### Brief
Each line of the entries below that holds "city" is needed, copied in full.

Start of Given data

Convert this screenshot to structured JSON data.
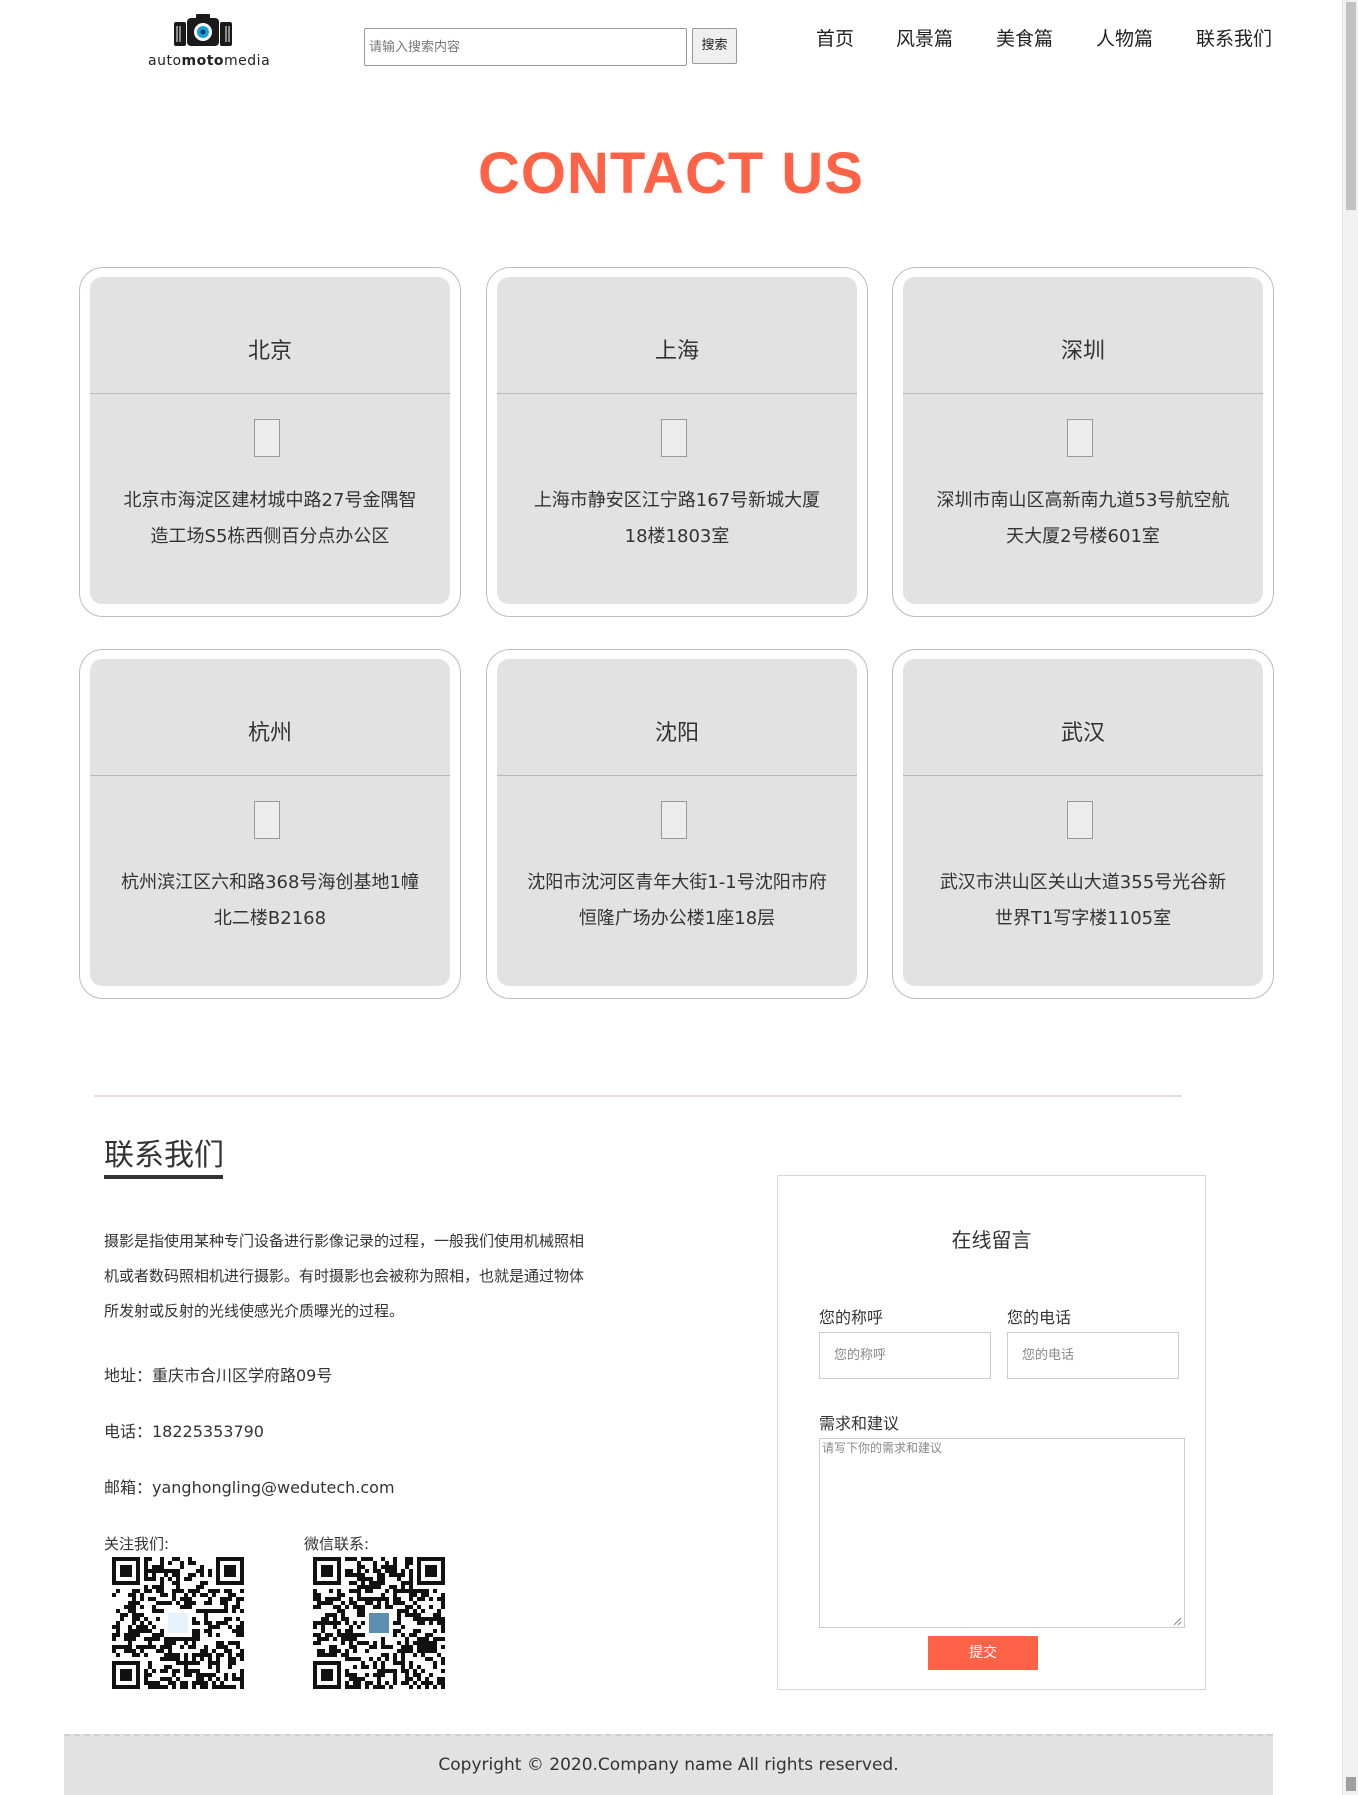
{
  "header": {
    "logo_text_parts": [
      "auto",
      "moto",
      "media"
    ],
    "search": {
      "placeholder": "请输入搜索内容",
      "button_label": "搜索"
    },
    "nav": [
      {
        "label": "首页"
      },
      {
        "label": "风景篇"
      },
      {
        "label": "美食篇"
      },
      {
        "label": "人物篇"
      },
      {
        "label": "联系我们"
      }
    ]
  },
  "page_title": "CONTACT US",
  "offices": [
    {
      "city": "北京",
      "address": "北京市海淀区建材城中路27号金隅智造工场S5栋西侧百分点办公区"
    },
    {
      "city": "上海",
      "address": "上海市静安区江宁路167号新城大厦18楼1803室"
    },
    {
      "city": "深圳",
      "address": "深圳市南山区高新南九道53号航空航天大厦2号楼601室"
    },
    {
      "city": "杭州",
      "address": "杭州滨江区六和路368号海创基地1幢北二楼B2168"
    },
    {
      "city": "沈阳",
      "address": "沈阳市沈河区青年大街1-1号沈阳市府恒隆广场办公楼1座18层"
    },
    {
      "city": "武汉",
      "address": "武汉市洪山区关山大道355号光谷新世界T1写字楼1105室"
    }
  ],
  "contact": {
    "heading": "联系我们",
    "intro": "摄影是指使用某种专门设备进行影像记录的过程，一般我们使用机械照相机或者数码照相机进行摄影。有时摄影也会被称为照相，也就是通过物体所发射或反射的光线使感光介质曝光的过程。",
    "address": "地址：重庆市合川区学府路09号",
    "phone": "电话：18225353790",
    "email": "邮箱：yanghongling@wedutech.com",
    "follow_label": "关注我们:",
    "wechat_label": "微信联系:"
  },
  "message_form": {
    "title": "在线留言",
    "name_label": "您的称呼",
    "name_placeholder": "您的称呼",
    "phone_label": "您的电话",
    "phone_placeholder": "您的电话",
    "suggestion_label": "需求和建议",
    "suggestion_placeholder": "请写下你的需求和建议",
    "submit_label": "提交"
  },
  "footer": {
    "copyright": "Copyright © 2020.Company name All rights reserved."
  },
  "colors": {
    "accent": "#ff6347",
    "card_bg": "#e2e2e2",
    "footer_bg": "#e2e2e2"
  }
}
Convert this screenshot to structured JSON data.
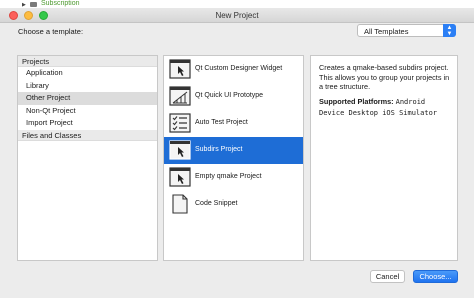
{
  "behind": {
    "label": "Subscription"
  },
  "window": {
    "title": "New Project"
  },
  "choose_label": "Choose a template:",
  "filter": {
    "selected": "All Templates"
  },
  "categories": {
    "projects_header": "Projects",
    "items": [
      "Application",
      "Library",
      "Other Project",
      "Non-Qt Project",
      "Import Project"
    ],
    "selected_index": 2,
    "files_header": "Files and Classes"
  },
  "templates": [
    {
      "label": "Qt Custom Designer Widget",
      "icon": "designer-widget-icon"
    },
    {
      "label": "Qt Quick UI Prototype",
      "icon": "qtquick-icon"
    },
    {
      "label": "Auto Test Project",
      "icon": "checklist-icon"
    },
    {
      "label": "Subdirs Project",
      "icon": "window-cursor-icon"
    },
    {
      "label": "Empty qmake Project",
      "icon": "window-cursor-icon"
    },
    {
      "label": "Code Snippet",
      "icon": "document-icon"
    }
  ],
  "selected_template_index": 3,
  "description": {
    "text": "Creates a qmake-based subdirs project. This allows you to group your projects in a tree structure.",
    "platforms_label": "Supported Platforms:",
    "platforms_value": "Android Device Desktop iOS Simulator"
  },
  "buttons": {
    "cancel": "Cancel",
    "choose": "Choose..."
  },
  "colors": {
    "accent": "#1e6dd6",
    "behind_label": "#4d9a2f"
  }
}
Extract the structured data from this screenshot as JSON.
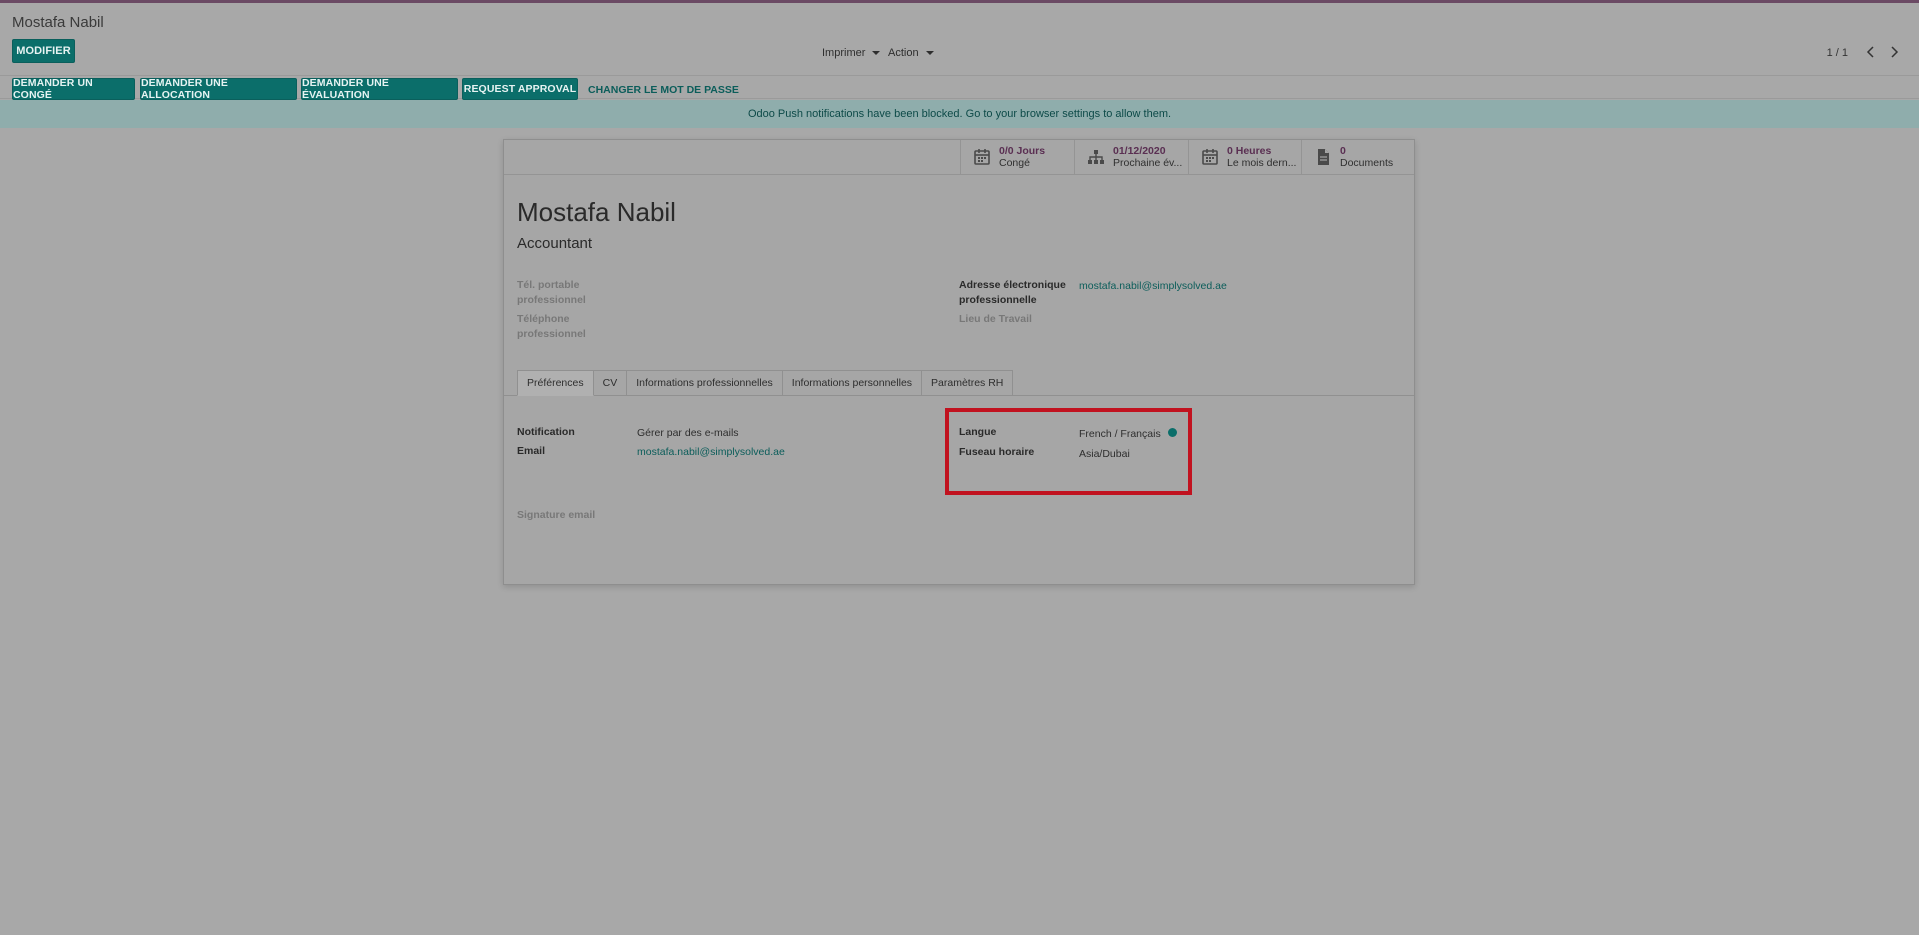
{
  "breadcrumb": "Mostafa Nabil",
  "toolbar": {
    "modifier_label": "MODIFIER",
    "print_label": "Imprimer",
    "action_label": "Action",
    "pager": "1 / 1"
  },
  "statusbar": {
    "buttons": [
      "DEMANDER UN CONGÉ",
      "DEMANDER UNE ALLOCATION",
      "DEMANDER UNE ÉVALUATION",
      "REQUEST APPROVAL"
    ],
    "link": "CHANGER LE MOT DE PASSE"
  },
  "alert": "Odoo Push notifications have been blocked. Go to your browser settings to allow them.",
  "smart_buttons": [
    {
      "value": "0/0 Jours",
      "label": "Congé",
      "icon": "calendar-icon"
    },
    {
      "value": "01/12/2020",
      "label": "Prochaine év...",
      "icon": "sitemap-icon"
    },
    {
      "value": "0 Heures",
      "label": "Le mois dern...",
      "icon": "calendar-icon"
    },
    {
      "value": "0",
      "label": "Documents",
      "icon": "document-icon"
    }
  ],
  "employee": {
    "name": "Mostafa Nabil",
    "job": "Accountant"
  },
  "fields": {
    "mobile_label_1": "Tél. portable",
    "mobile_label_2": "professionnel",
    "phone_label_1": "Téléphone",
    "phone_label_2": "professionnel",
    "email_label_1": "Adresse électronique",
    "email_label_2": "professionnelle",
    "email_value": "mostafa.nabil@simplysolved.ae",
    "location_label": "Lieu de Travail"
  },
  "tabs": [
    "Préférences",
    "CV",
    "Informations professionnelles",
    "Informations personnelles",
    "Paramètres RH"
  ],
  "preferences": {
    "notification_label": "Notification",
    "notification_value": "Gérer par des e-mails",
    "email_label": "Email",
    "email_value": "mostafa.nabil@simplysolved.ae",
    "signature_label": "Signature email",
    "language_label": "Langue",
    "language_value": "French / Français",
    "timezone_label": "Fuseau horaire",
    "timezone_value": "Asia/Dubai"
  },
  "colors": {
    "primary": "#0b6e6a",
    "highlight": "#c1121f"
  }
}
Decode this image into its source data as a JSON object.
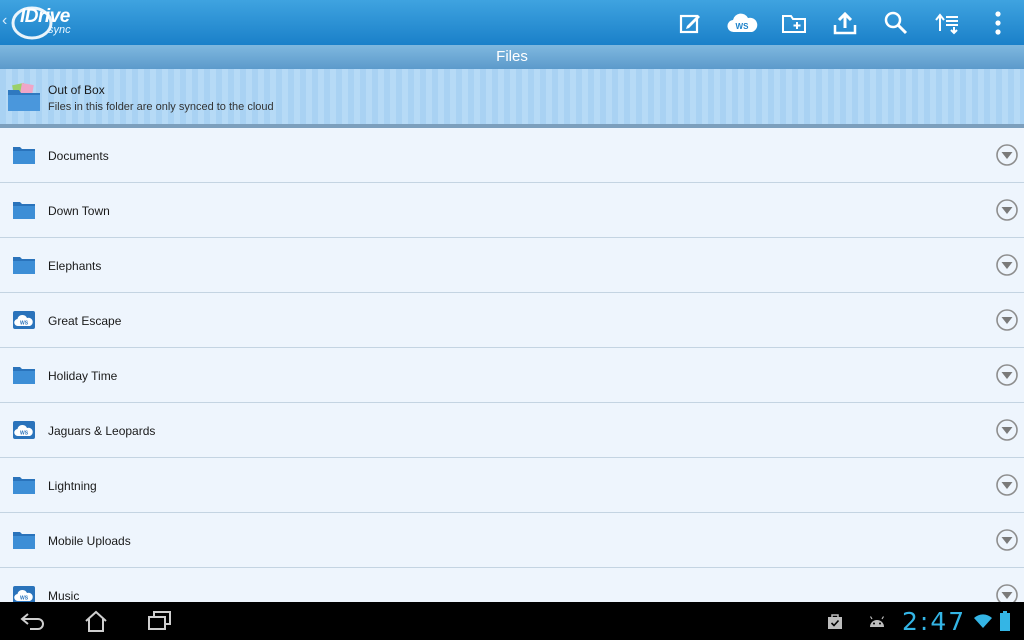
{
  "app": {
    "logo_text": "IDrive",
    "logo_subtext": "sync",
    "colors": {
      "accent": "#1a80c9",
      "title_bar": "#5c9acb",
      "clock": "#34b5e5"
    }
  },
  "toolbar": {
    "actions": [
      {
        "name": "compose-icon"
      },
      {
        "name": "ws-cloud-icon",
        "label": "WS"
      },
      {
        "name": "new-folder-icon"
      },
      {
        "name": "upload-icon"
      },
      {
        "name": "search-icon"
      },
      {
        "name": "sort-icon"
      },
      {
        "name": "overflow-menu-icon"
      }
    ]
  },
  "title": "Files",
  "out_of_box": {
    "title": "Out of Box",
    "subtitle": "Files in this folder are only synced to the cloud"
  },
  "items": [
    {
      "label": "Documents",
      "icon": "folder"
    },
    {
      "label": "Down Town",
      "icon": "folder"
    },
    {
      "label": "Elephants",
      "icon": "folder"
    },
    {
      "label": "Great Escape",
      "icon": "ws"
    },
    {
      "label": "Holiday Time",
      "icon": "folder"
    },
    {
      "label": "Jaguars & Leopards",
      "icon": "ws"
    },
    {
      "label": "Lightning",
      "icon": "folder"
    },
    {
      "label": "Mobile Uploads",
      "icon": "folder"
    },
    {
      "label": "Music",
      "icon": "ws"
    }
  ],
  "ws_badge": "WS",
  "status": {
    "time": "2:47"
  }
}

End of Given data

### Answer for the task
      "city": "北京",
      "city": "上海",
      "city": "深圳",
      "city": "杭州",
      "city": "沈阳",
      "city": "武汉",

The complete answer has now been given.